The Olympic men’s record is 2:06:32, set at the 2008 Summer Olympics by Samuel Kamau Wanjiru of Kenya.The Olympic women’s record is 2:23:07, set at the 2012 Summer Olympics by Tiki Gelana of Ethiopia. The men’s London 2012 Summer Olympic marathon winner was Stephen Kiprotich of Uganda (2:08:01).

Marathon Races

Annually, more than 1500 marathons are organized worldwide.[ Some of these belong to the Association of International Marathons and Distance Races (AIMS) which has grown since its foundation in 1982 to embrace over 300 member events in 83 countries and territories. Five of the largest and most prestigious races, Berlin , Boston , Chicago , London and New York City , form the biennial World Marathon Majors series, awarding $500,000 annually to the best overall male and female performers in the series.

In 2006, the editors of Runner’s World selected a “World’s Top 10 Marathons”, in which the Amsterdam , Honolulu , Paris , Rotterdam , and Stockholm marathons were featured along with the five mentioned above. Other notable large marathons include United States Marine Corps Marathon , Los Angeles , and Rome . The Boston Marathon is the world’s oldest annual marathon, inspired by the success of the 1896 Olympic marathon and held since 1897. The oldest annual marathon in Europe is the Košice Peace Marathon , held since 1924 in Košice , Slovakia. The historic Polytechnic Marathon was discontinued in 1996.

The Midnight Sun Marathon is held in Troms Norway at 70 degrees north . Using unofficial and temporary courses, measured by GPS, races of marathon distance are now held at the North Pole , in Antarctica and over desert terrain. Other unusual marathons include the Great Wall Marathon on The Great Wall of China , the Big Five Marathon among the safari wildlife of South Africa, the Great Tibetan Marathon – a marathon in an atmosphere of Tibetan Buddhism at an altitude of 3,500 metres (11,500 ft), and the Polar Circle Marathon on the permanent ice cap of Greenland .

The Intercontinental Istanbul Eurasia Marathon is the only marathon where participants run over two continents (Europe and Asia) during the course of a single event.

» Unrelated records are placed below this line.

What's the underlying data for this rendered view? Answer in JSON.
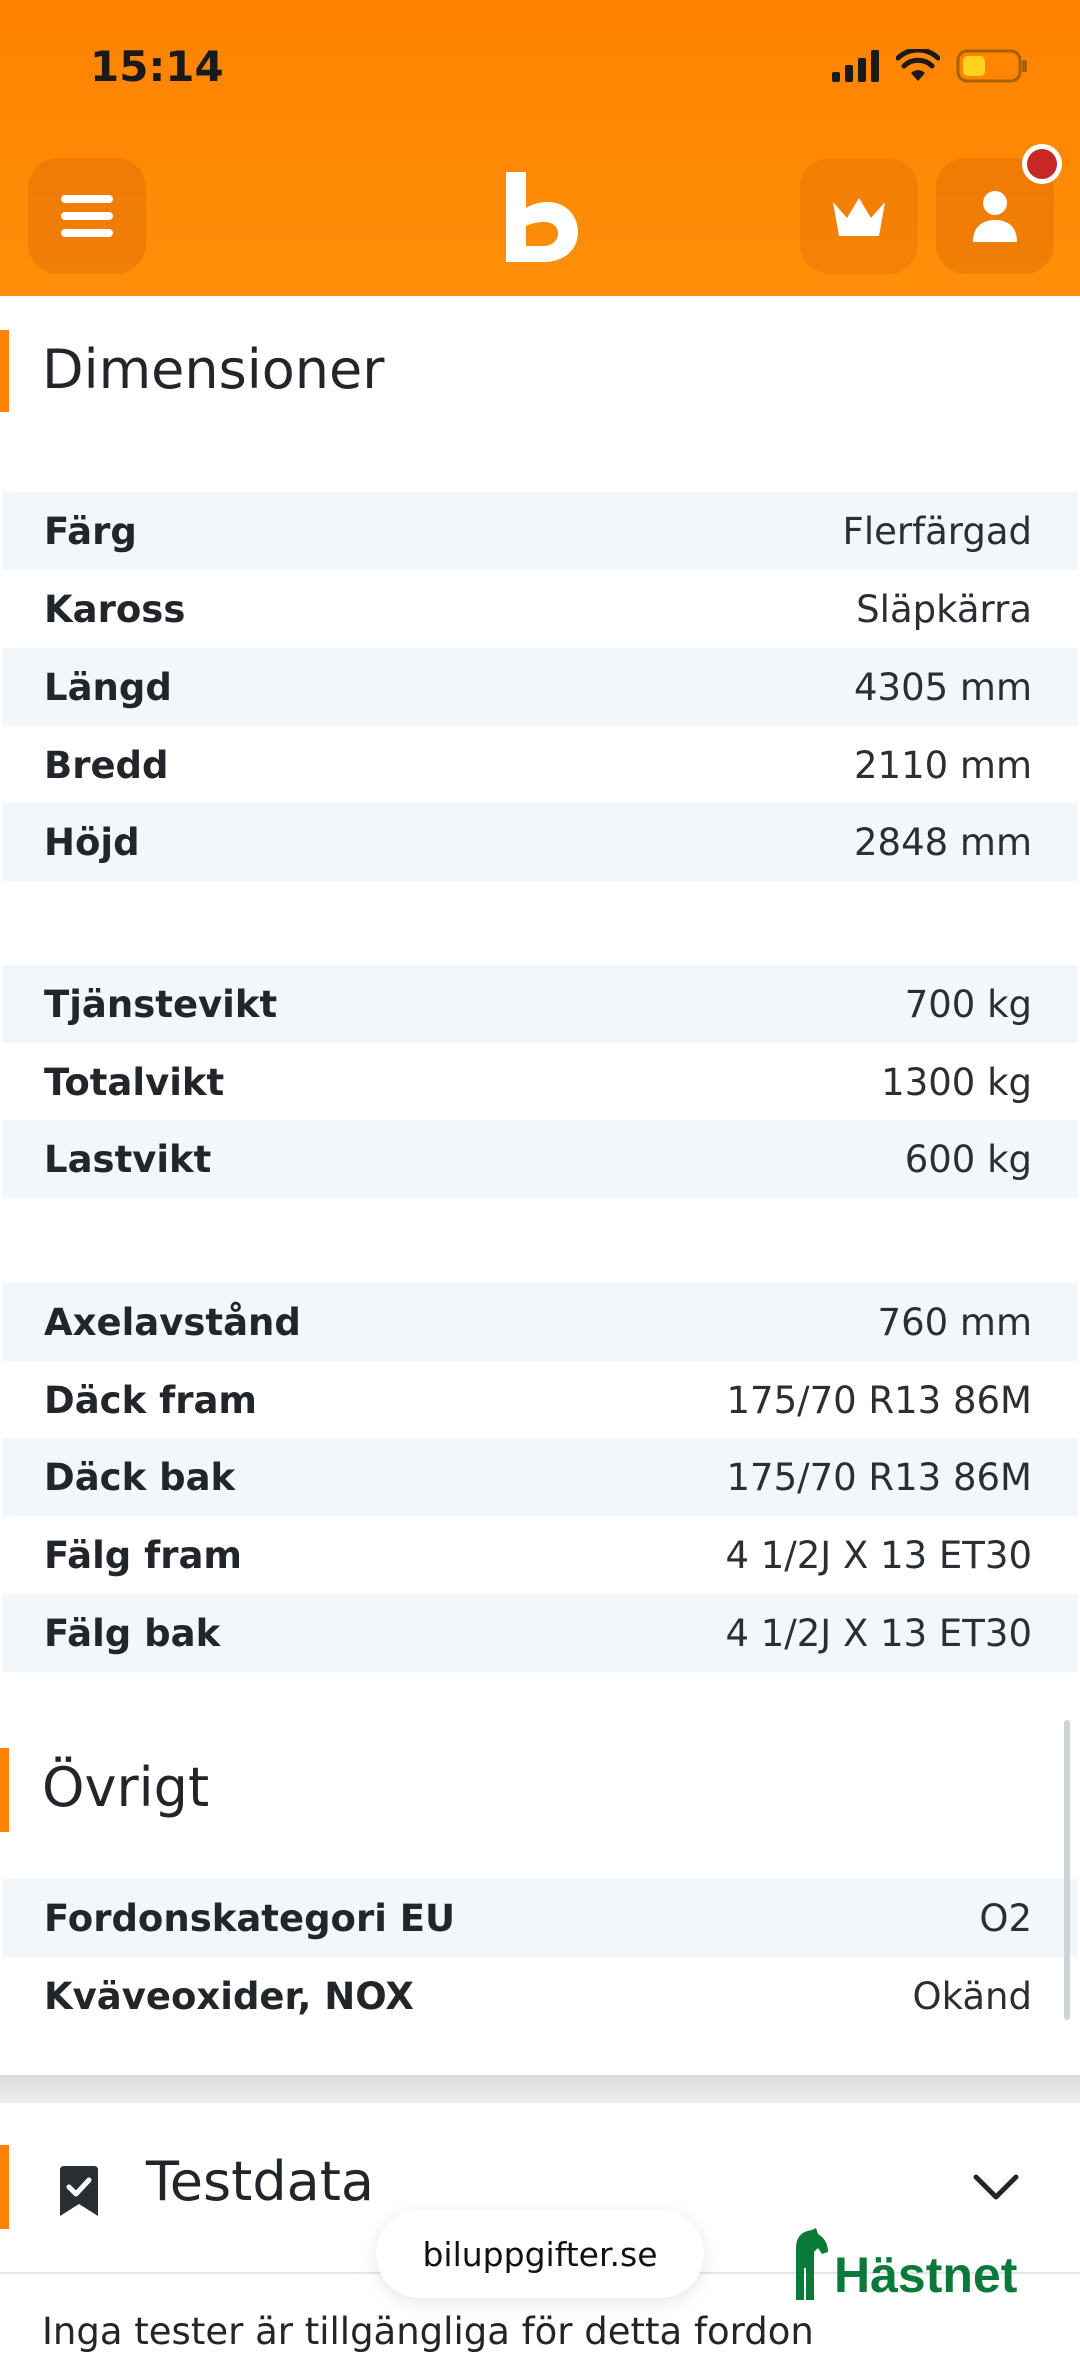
{
  "status_bar": {
    "time": "15:14"
  },
  "header": {
    "menu_icon": "hamburger-icon",
    "logo_icon": "b-logo-icon",
    "premium_icon": "crown-icon",
    "account_icon": "user-icon",
    "accent_color": "#ff8200",
    "notification_color": "#c62828"
  },
  "dimensioner": {
    "title": "Dimensioner",
    "group1": [
      {
        "label": "Färg",
        "value": "Flerfärgad"
      },
      {
        "label": "Kaross",
        "value": "Släpkärra"
      },
      {
        "label": "Längd",
        "value": "4305 mm"
      },
      {
        "label": "Bredd",
        "value": "2110 mm"
      },
      {
        "label": "Höjd",
        "value": "2848 mm"
      }
    ],
    "group2": [
      {
        "label": "Tjänstevikt",
        "value": "700 kg"
      },
      {
        "label": "Totalvikt",
        "value": "1300 kg"
      },
      {
        "label": "Lastvikt",
        "value": "600 kg"
      }
    ],
    "group3": [
      {
        "label": "Axelavstånd",
        "value": "760 mm"
      },
      {
        "label": "Däck fram",
        "value": "175/70 R13 86M"
      },
      {
        "label": "Däck bak",
        "value": "175/70 R13 86M"
      },
      {
        "label": "Fälg fram",
        "value": "4 1/2J X 13 ET30"
      },
      {
        "label": "Fälg bak",
        "value": "4 1/2J X 13 ET30"
      }
    ]
  },
  "ovrigt": {
    "title": "Övrigt",
    "rows": [
      {
        "label": "Fordonskategori EU",
        "value": "O2"
      },
      {
        "label": "Kväveoxider, NOX",
        "value": "Okänd"
      }
    ]
  },
  "testdata": {
    "title": "Testdata",
    "icon": "bookmark-check-icon",
    "toggle_icon": "chevron-down-icon",
    "text": "Inga tester är tillgängliga för detta fordon"
  },
  "browser": {
    "url": "biluppgifter.se"
  },
  "brand": {
    "name": "Hästnet",
    "color": "#0a7a3a"
  }
}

In the Detroit Free Press Marathon , participants cross the US/Canadian border twice. The Niagara Falls International Marathon includes one international border crossing, via the Peace Bridge from Buffalo , New York, United States to Fort Erie , Ontario, Canada.

Running

Most participants do not run a marathon to win. More important for most runners is their personal finish time and their placement within their specific gender and age group, though some runners just want to finish. Strategies for completing a marathon include running the whole distance and a run–walk strategy. In 2005, the average marathon time in the U.S. was 4 hours 32 minutes 8 seconds for men, 5 hours 6 minutes 8 seconds for women.

A goal many runners aim for is to break certain time barriers. For example, recreational first-timers often try to run the marathon under four hours; more competitive runners may attempt to finish under three hours. Other benchmarks are the qualifying times for major marathons. The Boston Marathon, the oldest marathon in the United States, requires a qualifying time for all non-professional runners. The New York City Marathon also requires a qualifying time for guaranteed entry, at a pace slightly faster than Boston’s.

Typically, there is a maximum allowed time of about six hours after which the marathon route is closed, although some larger marathons keep the course open considerably longer (eight hours or more). Many marathons around the world have such time limits by which all runners must have crossed the finish line. Anyone slower than the limit will be picked up by a sweeper bus. In many cases the marathon organizers are required to reopen the roads to the public so that traffic can return to normal.

With the growth in popularity of marathoning, many marathons across the United States and the world have been filling to capacity faster than ever before. When the Boston Marathon opened up registration for its 2011 running, the field capacity was filled within eight hours.